## Instructions to follow
The string "value" may appear in lines of the listing. Report each line where it does.

^^^^^^^^^^^^^^^^

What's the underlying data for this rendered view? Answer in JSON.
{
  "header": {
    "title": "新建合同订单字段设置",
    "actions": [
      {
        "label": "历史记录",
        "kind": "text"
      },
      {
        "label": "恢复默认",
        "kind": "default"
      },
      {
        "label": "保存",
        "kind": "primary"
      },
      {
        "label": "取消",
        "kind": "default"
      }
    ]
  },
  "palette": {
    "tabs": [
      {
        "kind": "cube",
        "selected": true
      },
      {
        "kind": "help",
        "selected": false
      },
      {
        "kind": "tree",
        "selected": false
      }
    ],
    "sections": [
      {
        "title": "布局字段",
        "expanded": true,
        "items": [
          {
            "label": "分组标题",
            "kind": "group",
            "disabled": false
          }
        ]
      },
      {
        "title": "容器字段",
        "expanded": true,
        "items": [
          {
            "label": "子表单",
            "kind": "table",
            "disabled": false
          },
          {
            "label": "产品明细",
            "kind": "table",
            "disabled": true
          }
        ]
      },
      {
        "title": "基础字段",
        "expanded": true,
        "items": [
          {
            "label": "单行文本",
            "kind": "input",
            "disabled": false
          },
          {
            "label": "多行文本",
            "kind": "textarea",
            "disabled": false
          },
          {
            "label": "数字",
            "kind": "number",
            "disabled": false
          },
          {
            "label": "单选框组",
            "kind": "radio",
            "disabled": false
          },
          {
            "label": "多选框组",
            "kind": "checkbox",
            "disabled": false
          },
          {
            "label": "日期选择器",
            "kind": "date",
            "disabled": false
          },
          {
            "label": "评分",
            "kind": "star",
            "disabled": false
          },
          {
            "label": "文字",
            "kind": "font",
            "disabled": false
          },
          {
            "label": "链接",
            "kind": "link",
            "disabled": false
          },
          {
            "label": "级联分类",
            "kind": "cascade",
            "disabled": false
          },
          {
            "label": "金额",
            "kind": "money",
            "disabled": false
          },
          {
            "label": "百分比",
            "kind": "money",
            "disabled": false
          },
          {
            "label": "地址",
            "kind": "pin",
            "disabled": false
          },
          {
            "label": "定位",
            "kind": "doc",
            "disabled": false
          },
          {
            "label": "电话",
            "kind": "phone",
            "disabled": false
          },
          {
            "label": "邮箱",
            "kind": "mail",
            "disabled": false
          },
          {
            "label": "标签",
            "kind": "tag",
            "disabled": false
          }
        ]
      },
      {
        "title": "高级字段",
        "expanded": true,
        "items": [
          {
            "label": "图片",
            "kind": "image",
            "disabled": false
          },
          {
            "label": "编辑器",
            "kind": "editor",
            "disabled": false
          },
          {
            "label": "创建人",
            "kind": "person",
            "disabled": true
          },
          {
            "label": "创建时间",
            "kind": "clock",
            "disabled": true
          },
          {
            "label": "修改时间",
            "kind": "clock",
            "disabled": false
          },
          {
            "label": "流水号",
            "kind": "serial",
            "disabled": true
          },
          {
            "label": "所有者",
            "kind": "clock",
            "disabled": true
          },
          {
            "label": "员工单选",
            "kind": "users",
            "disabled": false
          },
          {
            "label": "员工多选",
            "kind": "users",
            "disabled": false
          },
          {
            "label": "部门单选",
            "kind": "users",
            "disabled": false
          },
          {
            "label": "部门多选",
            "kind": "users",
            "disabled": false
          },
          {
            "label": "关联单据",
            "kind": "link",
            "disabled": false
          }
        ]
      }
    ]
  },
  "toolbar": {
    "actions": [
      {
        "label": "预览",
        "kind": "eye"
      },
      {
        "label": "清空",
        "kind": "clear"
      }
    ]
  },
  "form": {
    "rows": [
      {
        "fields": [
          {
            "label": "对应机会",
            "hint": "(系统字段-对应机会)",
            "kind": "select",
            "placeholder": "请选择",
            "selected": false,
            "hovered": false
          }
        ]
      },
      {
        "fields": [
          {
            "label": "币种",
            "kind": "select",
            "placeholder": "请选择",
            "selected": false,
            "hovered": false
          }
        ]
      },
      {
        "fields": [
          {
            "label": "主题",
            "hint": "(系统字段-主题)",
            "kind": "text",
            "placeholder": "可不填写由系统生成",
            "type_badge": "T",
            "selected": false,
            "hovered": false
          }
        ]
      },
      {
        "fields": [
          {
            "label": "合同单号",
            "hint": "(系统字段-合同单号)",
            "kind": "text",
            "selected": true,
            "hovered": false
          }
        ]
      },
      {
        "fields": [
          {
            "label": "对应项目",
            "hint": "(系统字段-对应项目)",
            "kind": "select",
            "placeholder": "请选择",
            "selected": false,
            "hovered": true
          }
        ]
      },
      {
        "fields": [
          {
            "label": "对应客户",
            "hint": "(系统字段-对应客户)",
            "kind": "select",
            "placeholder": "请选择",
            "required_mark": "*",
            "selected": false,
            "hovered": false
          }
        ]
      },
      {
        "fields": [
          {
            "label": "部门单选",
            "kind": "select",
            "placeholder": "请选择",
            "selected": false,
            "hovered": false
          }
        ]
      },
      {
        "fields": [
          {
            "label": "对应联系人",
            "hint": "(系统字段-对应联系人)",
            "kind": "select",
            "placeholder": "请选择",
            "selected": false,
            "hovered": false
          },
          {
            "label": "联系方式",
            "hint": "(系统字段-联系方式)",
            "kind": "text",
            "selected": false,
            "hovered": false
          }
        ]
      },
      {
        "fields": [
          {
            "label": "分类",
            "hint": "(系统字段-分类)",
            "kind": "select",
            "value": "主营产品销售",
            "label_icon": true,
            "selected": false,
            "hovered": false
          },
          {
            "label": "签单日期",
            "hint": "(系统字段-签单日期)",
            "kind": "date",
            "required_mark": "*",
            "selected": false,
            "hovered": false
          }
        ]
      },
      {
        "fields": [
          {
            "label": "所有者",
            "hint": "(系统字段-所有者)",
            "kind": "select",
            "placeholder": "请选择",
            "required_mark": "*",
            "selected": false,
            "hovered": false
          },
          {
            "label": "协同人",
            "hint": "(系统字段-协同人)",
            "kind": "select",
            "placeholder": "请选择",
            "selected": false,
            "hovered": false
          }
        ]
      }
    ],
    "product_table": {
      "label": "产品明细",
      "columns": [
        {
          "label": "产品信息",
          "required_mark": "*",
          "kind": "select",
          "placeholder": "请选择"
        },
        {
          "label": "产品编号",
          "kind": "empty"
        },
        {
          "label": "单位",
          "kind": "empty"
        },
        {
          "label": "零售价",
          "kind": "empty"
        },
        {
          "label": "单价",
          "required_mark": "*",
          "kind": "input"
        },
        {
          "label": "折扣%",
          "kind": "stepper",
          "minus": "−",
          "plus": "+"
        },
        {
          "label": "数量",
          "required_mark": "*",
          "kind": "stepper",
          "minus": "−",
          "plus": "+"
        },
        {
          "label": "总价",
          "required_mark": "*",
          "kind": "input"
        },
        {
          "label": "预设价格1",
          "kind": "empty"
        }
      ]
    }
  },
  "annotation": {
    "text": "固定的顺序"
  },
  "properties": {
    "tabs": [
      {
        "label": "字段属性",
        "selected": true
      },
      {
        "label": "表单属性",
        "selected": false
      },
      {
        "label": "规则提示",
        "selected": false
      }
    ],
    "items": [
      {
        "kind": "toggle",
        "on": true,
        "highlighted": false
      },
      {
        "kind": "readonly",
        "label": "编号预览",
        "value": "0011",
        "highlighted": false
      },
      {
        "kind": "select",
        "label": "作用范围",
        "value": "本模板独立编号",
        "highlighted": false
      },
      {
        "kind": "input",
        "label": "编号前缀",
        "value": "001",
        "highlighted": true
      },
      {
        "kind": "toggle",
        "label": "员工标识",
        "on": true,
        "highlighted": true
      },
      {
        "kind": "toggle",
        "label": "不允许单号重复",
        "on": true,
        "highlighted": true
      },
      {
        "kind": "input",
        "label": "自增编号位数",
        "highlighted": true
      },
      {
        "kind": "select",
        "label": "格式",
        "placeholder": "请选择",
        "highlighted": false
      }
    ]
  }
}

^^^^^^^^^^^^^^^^

## Exercise result
            "value": "主营产品销售",
        "value": "0011",
        "value": "本模板独立编号",
        "value": "001",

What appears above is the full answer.